What is expected>
Look through the listing for the string "likes" and copy out every line that holds it.

****************************************

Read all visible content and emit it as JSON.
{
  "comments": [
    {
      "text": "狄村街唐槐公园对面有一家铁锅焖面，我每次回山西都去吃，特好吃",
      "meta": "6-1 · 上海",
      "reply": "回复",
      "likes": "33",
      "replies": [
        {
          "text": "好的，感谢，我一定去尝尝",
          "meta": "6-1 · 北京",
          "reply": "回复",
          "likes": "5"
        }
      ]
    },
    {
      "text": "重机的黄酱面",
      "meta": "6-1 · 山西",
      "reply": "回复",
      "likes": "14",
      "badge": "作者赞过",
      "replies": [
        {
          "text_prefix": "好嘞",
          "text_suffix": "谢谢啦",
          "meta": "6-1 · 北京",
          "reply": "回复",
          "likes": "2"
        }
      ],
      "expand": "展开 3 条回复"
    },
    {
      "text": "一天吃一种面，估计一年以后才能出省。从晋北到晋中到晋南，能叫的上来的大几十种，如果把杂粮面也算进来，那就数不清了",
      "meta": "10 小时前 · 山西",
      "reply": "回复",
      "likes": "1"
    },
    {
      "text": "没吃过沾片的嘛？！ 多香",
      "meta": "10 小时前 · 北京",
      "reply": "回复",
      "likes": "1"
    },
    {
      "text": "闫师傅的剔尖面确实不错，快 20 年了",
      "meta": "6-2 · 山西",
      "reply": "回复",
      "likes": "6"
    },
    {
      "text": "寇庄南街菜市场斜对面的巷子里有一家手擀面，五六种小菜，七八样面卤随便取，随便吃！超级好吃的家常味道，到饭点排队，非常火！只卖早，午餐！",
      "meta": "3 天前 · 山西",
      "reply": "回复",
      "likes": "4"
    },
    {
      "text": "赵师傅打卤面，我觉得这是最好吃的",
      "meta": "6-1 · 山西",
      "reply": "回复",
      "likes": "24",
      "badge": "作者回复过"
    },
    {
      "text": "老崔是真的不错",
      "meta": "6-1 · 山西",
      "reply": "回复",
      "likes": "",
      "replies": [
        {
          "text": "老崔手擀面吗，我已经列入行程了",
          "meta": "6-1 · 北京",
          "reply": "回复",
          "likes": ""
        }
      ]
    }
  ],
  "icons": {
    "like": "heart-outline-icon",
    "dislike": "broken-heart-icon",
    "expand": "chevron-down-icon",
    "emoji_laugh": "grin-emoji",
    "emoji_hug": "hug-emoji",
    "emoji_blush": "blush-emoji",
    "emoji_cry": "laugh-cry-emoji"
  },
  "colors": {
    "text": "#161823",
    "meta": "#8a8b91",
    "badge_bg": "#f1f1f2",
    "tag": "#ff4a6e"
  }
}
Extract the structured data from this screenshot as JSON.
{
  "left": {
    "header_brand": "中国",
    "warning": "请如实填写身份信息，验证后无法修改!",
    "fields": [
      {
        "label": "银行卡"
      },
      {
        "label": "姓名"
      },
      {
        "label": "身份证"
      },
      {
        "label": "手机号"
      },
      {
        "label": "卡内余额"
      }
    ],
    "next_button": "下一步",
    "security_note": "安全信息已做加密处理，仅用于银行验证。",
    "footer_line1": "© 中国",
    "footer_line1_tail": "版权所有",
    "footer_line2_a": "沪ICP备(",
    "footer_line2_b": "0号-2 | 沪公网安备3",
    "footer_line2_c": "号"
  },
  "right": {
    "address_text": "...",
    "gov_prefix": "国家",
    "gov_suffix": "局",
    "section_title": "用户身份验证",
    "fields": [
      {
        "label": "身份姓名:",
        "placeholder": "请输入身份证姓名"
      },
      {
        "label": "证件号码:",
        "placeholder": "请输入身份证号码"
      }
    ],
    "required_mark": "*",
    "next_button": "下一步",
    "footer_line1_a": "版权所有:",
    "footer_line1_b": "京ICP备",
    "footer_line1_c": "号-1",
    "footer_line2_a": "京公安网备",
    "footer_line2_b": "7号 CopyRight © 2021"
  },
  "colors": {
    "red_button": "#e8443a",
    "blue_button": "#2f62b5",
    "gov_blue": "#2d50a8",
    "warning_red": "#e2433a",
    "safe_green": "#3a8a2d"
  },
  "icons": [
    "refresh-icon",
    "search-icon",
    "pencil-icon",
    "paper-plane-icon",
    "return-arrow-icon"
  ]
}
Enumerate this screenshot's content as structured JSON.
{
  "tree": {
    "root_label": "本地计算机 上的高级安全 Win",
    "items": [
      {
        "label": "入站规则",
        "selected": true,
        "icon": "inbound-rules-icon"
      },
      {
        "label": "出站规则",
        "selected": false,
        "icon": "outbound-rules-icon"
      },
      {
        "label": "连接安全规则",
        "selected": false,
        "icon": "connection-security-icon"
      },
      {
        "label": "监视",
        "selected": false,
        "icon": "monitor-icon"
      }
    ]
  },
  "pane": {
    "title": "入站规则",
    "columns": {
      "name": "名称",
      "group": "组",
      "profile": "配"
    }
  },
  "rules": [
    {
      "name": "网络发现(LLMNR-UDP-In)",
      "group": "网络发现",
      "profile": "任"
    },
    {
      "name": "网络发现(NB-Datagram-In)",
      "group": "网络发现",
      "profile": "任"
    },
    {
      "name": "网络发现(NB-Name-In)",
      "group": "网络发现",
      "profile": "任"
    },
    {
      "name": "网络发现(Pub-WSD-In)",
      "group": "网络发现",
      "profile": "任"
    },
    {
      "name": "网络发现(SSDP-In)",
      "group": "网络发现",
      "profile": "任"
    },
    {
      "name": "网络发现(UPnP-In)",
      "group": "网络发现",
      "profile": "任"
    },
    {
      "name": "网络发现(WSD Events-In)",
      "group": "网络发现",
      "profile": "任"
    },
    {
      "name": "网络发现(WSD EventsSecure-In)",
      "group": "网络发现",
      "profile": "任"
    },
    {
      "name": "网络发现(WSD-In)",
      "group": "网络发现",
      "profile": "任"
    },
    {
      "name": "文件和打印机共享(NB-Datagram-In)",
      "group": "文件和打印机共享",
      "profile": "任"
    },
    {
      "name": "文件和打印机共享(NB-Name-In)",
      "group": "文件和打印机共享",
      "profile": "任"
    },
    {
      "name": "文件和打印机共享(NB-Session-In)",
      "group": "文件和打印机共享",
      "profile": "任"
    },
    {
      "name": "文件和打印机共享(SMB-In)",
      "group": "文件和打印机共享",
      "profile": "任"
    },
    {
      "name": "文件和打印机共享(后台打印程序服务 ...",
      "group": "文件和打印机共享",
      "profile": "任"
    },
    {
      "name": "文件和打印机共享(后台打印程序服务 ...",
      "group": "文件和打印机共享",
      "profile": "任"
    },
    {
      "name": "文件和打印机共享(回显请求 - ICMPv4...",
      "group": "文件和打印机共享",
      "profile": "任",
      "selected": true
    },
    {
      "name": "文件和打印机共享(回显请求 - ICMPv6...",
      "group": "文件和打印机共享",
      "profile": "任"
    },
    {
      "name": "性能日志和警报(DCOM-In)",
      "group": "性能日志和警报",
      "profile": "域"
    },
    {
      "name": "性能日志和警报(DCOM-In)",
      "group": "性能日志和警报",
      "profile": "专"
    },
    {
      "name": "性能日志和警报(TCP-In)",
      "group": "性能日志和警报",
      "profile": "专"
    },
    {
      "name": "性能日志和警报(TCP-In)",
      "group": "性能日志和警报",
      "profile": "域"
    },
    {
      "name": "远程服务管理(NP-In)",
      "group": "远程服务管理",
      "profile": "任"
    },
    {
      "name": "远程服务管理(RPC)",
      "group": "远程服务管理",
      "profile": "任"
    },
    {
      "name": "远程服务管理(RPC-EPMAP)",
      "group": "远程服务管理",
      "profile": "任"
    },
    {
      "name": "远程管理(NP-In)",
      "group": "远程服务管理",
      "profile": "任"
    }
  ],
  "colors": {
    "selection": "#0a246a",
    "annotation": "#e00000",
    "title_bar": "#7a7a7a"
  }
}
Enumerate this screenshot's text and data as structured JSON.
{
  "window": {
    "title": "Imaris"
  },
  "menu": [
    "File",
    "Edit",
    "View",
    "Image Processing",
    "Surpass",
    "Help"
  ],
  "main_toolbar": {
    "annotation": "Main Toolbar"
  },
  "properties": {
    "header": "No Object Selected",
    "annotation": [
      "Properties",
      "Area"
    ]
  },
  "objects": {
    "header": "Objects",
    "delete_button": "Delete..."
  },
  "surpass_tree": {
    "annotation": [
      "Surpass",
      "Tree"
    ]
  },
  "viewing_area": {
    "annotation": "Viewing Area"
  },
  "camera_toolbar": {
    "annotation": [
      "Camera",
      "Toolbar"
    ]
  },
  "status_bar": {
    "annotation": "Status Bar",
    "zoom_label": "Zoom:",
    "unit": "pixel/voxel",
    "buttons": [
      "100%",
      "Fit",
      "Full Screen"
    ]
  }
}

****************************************

Task response>
      "likes": "33",
          "likes": "5"
      "likes": "14",
          "likes": "2"
      "likes": "1"
      "likes": "1"
      "likes": "6"
      "likes": "4"
      "likes": "24",
      "likes": "",
          "likes": ""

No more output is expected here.